Outside of upfront payments (if any), what can labels and publishers expect monetarily from the iCloud?
That is, once it’s up-and-running? According to Numero Group cofounder Ken Shipley, the payout percentages look something like this (Numero Group has opted out of the program):
70% of each $25 account is spread out over every “match” made for a year.
70% of $25 = $17.50
$17.50 on an average song library of 5,000 songs = $.0035 per song.
$17.50 on the maximum song library of 25,000 songs = $.0007 per song.
12% of that is then given to the publisher(s), according to the breakdown offered.
Separately, we’ve also heard that publishing’s 12 percent is on top of the 70 percent, giving Apple an 18 percent remainder. Either way, this is a pennies game if we’ve ever seen one, and a great deal depends on iCloud uptake – and the number of popular songs in a particular label or publishing catalog.

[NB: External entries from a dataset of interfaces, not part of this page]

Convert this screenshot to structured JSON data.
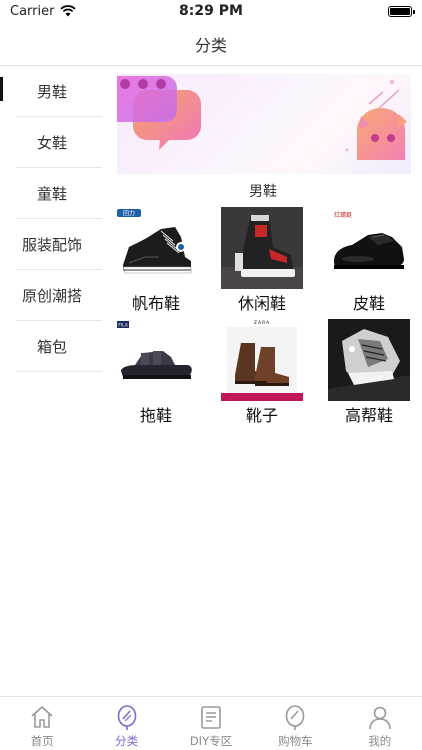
{
  "status_bar": {
    "carrier": "Carrier",
    "time": "8:29 PM"
  },
  "nav": {
    "title": "分类"
  },
  "sidebar": {
    "items": [
      {
        "label": "男鞋",
        "active": true
      },
      {
        "label": "女鞋"
      },
      {
        "label": "童鞋"
      },
      {
        "label": "服装配饰"
      },
      {
        "label": "原创潮搭"
      },
      {
        "label": "箱包"
      }
    ]
  },
  "main": {
    "section_title": "男鞋",
    "products": [
      {
        "label": "帆布鞋",
        "logo_text": "回力"
      },
      {
        "label": "休闲鞋"
      },
      {
        "label": "皮鞋",
        "logo_text": "红蜻蜓"
      },
      {
        "label": "拖鞋",
        "logo_text": "FILA"
      },
      {
        "label": "靴子",
        "logo_text": "ZARA"
      },
      {
        "label": "高帮鞋"
      }
    ]
  },
  "tab_bar": {
    "items": [
      {
        "label": "首页",
        "icon": "home-icon"
      },
      {
        "label": "分类",
        "icon": "category-icon",
        "active": true
      },
      {
        "label": "DIY专区",
        "icon": "diy-icon"
      },
      {
        "label": "购物车",
        "icon": "cart-icon"
      },
      {
        "label": "我的",
        "icon": "profile-icon"
      }
    ]
  },
  "colors": {
    "accent": "#7a6bd6",
    "banner_pink": "#f07ab8",
    "banner_orange": "#f59a6a"
  }
}
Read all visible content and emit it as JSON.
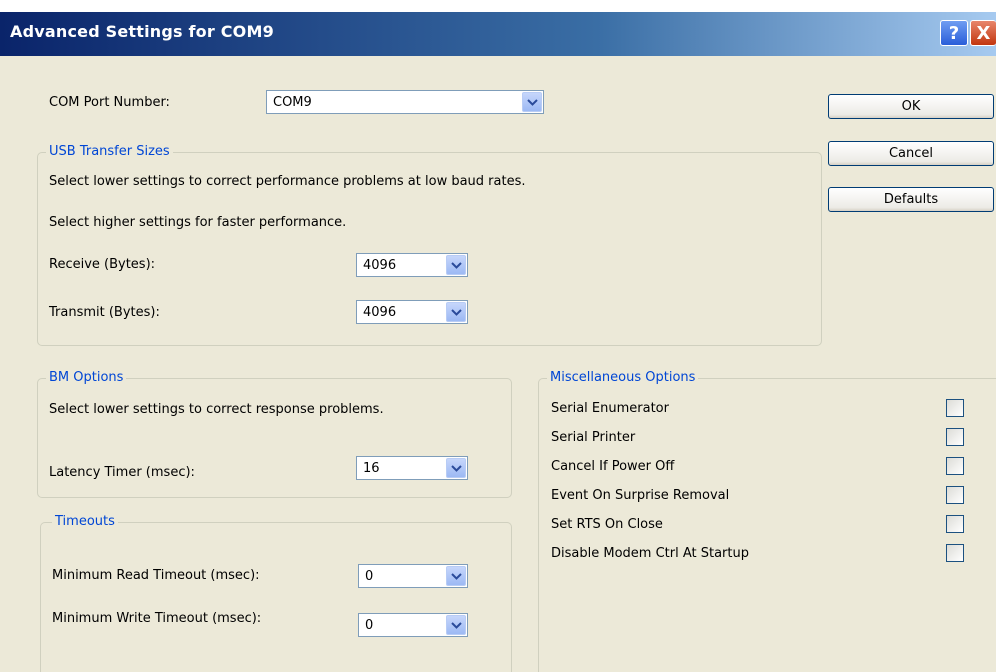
{
  "window": {
    "title": "Advanced Settings for COM9",
    "help_label": "?",
    "close_label": "X"
  },
  "com_port": {
    "label": "COM Port Number:",
    "value": "COM9"
  },
  "usb_transfer": {
    "legend": "USB Transfer Sizes",
    "desc1": "Select lower settings to correct performance problems at low baud rates.",
    "desc2": "Select higher settings for faster performance.",
    "receive_label": "Receive (Bytes):",
    "receive_value": "4096",
    "transmit_label": "Transmit (Bytes):",
    "transmit_value": "4096"
  },
  "bm_options": {
    "legend": "BM Options",
    "desc": "Select lower settings to correct response problems.",
    "latency_label": "Latency Timer (msec):",
    "latency_value": "16"
  },
  "timeouts": {
    "legend": "Timeouts",
    "read_label": "Minimum Read Timeout (msec):",
    "read_value": "0",
    "write_label": "Minimum Write Timeout (msec):",
    "write_value": "0"
  },
  "misc": {
    "legend": "Miscellaneous Options",
    "items": [
      {
        "label": "Serial Enumerator",
        "checked": false
      },
      {
        "label": "Serial Printer",
        "checked": false
      },
      {
        "label": "Cancel If Power Off",
        "checked": false
      },
      {
        "label": "Event On Surprise Removal",
        "checked": false
      },
      {
        "label": "Set RTS On Close",
        "checked": false
      },
      {
        "label": "Disable Modem Ctrl At Startup",
        "checked": false
      }
    ]
  },
  "buttons": {
    "ok": "OK",
    "cancel": "Cancel",
    "defaults": "Defaults"
  }
}
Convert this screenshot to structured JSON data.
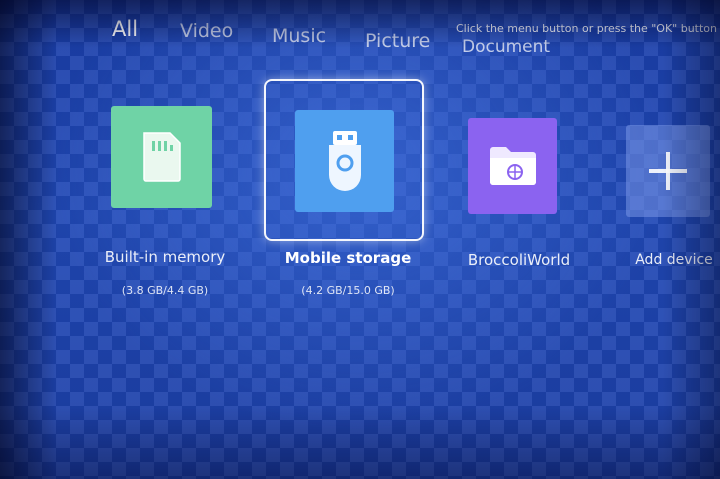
{
  "tabs": [
    {
      "label": "All",
      "active": true
    },
    {
      "label": "Video",
      "active": false
    },
    {
      "label": "Music",
      "active": false
    },
    {
      "label": "Picture",
      "active": false
    },
    {
      "label": "Document",
      "active": false
    }
  ],
  "hint": "Click the menu button or press the \"OK\" button on the",
  "devices": [
    {
      "name": "Built-in memory",
      "usage": "(3.8 GB/4.4 GB)",
      "icon": "sd-card-icon",
      "color": "#6fd3a6",
      "focused": false
    },
    {
      "name": "Mobile storage",
      "usage": "(4.2 GB/15.0 GB)",
      "icon": "usb-drive-icon",
      "color": "#4f9fef",
      "focused": true
    },
    {
      "name": "BroccoliWorld",
      "usage": "",
      "icon": "network-folder-icon",
      "color": "#8b63f0",
      "focused": false
    },
    {
      "name": "Add device",
      "usage": "",
      "icon": "plus-icon",
      "color": "#5a7fd6",
      "focused": false
    }
  ]
}
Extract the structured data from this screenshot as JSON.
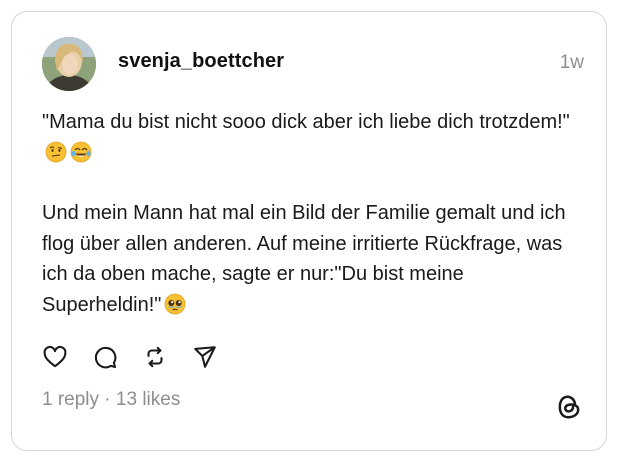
{
  "post": {
    "username": "svenja_boettcher",
    "time_ago": "1w",
    "paragraph1": "\"Mama du bist nicht sooo dick aber ich liebe dich trotzdem!\"",
    "paragraph2": "Und mein Mann hat mal ein Bild der Familie gemalt und ich flog über allen anderen. Auf meine irritierte Rückfrage, was ich da oben mache, sagte er nur:\"Du bist meine Superheldin!\"",
    "stats": "1 reply · 13 likes"
  },
  "icons": {
    "like": "heart-icon",
    "reply": "comment-bubble-icon",
    "repost": "repost-icon",
    "share": "send-icon",
    "brand": "threads-logo-icon",
    "emoji1": "face-with-raised-eyebrow-emoji",
    "emoji2": "face-with-tears-of-joy-emoji",
    "emoji3": "pleading-face-emoji"
  },
  "colors": {
    "text": "#1a1a1a",
    "muted": "#8e8e8e",
    "border": "#d6d6d6"
  }
}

And, substantial payouts will only come from serious volume. “I will say this,” Shipley told Digital Music News. “For a publisher to make $1 at the 5,000 song math, they would need 1,667 matches. I don’t write $1 checks.”